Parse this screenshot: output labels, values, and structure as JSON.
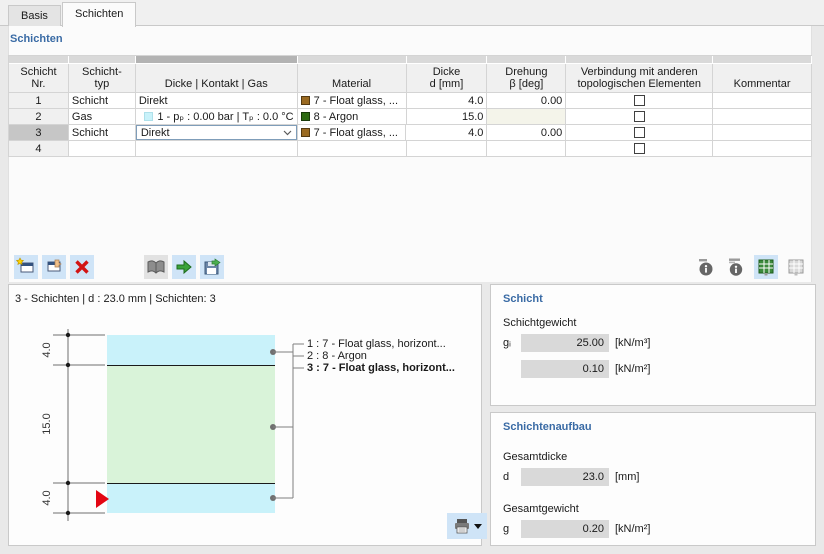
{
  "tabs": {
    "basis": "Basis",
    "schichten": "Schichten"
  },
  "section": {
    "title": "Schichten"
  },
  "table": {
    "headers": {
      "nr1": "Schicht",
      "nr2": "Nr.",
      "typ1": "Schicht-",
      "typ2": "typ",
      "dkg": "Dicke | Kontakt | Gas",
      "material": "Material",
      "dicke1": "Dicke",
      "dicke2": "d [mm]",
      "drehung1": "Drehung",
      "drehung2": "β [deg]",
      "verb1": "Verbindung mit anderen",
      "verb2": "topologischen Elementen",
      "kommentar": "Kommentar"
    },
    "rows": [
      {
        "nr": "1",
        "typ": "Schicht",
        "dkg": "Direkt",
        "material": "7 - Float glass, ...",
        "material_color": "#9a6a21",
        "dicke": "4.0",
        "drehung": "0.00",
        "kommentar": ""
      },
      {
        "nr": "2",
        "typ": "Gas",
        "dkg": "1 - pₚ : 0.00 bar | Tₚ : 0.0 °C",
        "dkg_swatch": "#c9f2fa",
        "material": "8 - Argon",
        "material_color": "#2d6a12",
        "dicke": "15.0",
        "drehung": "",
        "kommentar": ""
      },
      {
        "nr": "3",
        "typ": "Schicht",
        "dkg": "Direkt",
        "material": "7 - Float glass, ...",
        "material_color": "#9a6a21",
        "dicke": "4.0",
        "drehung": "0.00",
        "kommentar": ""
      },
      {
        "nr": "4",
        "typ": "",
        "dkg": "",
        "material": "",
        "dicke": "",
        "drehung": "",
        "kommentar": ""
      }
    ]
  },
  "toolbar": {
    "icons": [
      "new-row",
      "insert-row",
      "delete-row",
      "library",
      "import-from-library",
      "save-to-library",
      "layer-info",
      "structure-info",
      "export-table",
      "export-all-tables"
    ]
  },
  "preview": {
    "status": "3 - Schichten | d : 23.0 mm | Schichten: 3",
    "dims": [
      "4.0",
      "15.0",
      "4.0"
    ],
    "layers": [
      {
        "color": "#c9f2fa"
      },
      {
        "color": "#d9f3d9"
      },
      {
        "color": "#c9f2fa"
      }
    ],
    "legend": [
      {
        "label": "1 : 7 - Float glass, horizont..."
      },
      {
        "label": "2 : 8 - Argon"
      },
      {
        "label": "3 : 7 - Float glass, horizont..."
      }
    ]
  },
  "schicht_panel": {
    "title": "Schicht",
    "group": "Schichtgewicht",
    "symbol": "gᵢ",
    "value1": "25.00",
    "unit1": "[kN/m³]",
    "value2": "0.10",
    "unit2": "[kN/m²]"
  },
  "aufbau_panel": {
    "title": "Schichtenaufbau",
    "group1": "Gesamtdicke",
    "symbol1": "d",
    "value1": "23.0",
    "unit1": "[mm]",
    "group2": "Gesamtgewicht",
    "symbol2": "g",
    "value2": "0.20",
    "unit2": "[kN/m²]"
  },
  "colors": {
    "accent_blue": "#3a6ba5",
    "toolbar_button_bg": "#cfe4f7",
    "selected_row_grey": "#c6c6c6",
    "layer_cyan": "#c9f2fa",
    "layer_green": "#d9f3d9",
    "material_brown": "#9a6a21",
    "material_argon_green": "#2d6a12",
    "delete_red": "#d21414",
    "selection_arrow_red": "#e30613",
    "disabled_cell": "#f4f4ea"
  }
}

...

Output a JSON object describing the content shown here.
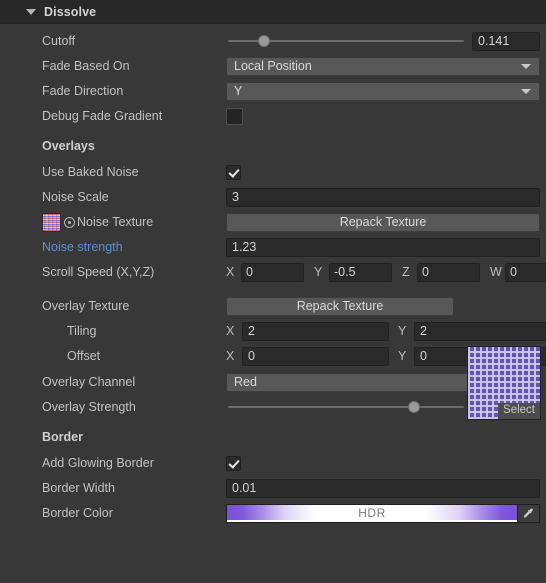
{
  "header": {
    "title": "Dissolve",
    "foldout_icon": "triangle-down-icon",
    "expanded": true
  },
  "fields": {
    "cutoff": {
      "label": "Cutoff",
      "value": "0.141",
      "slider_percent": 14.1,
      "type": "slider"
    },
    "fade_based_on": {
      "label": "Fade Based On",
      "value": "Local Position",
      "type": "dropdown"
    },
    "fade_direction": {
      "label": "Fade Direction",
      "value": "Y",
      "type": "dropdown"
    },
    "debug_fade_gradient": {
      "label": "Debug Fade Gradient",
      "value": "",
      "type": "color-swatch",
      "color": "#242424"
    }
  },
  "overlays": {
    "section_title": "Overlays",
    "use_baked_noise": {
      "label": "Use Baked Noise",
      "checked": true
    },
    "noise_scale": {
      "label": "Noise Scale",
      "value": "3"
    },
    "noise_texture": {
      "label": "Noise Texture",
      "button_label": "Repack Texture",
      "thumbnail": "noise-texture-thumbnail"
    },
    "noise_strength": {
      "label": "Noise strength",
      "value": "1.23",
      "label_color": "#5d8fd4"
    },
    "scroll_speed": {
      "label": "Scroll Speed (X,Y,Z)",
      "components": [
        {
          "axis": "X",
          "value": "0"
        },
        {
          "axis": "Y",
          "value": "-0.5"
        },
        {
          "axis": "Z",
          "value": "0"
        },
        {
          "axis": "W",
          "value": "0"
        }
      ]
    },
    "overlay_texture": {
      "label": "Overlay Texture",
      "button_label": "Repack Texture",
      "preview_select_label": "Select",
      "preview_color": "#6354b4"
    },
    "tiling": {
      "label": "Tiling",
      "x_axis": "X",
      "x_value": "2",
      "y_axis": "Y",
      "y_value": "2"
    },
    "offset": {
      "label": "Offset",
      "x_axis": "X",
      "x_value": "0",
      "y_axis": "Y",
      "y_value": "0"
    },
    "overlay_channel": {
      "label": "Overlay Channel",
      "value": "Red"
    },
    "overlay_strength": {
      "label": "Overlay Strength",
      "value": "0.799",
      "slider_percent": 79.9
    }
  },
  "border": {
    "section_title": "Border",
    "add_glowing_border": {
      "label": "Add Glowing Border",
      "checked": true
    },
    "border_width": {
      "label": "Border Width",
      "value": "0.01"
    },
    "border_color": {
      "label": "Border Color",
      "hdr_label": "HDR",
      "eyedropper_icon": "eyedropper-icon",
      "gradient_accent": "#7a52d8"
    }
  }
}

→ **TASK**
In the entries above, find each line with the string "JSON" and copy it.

→ **SOLUTION**
Parse this screenshot: output labels, values, and structure as JSON.
Output a JSON object describing the content shown here.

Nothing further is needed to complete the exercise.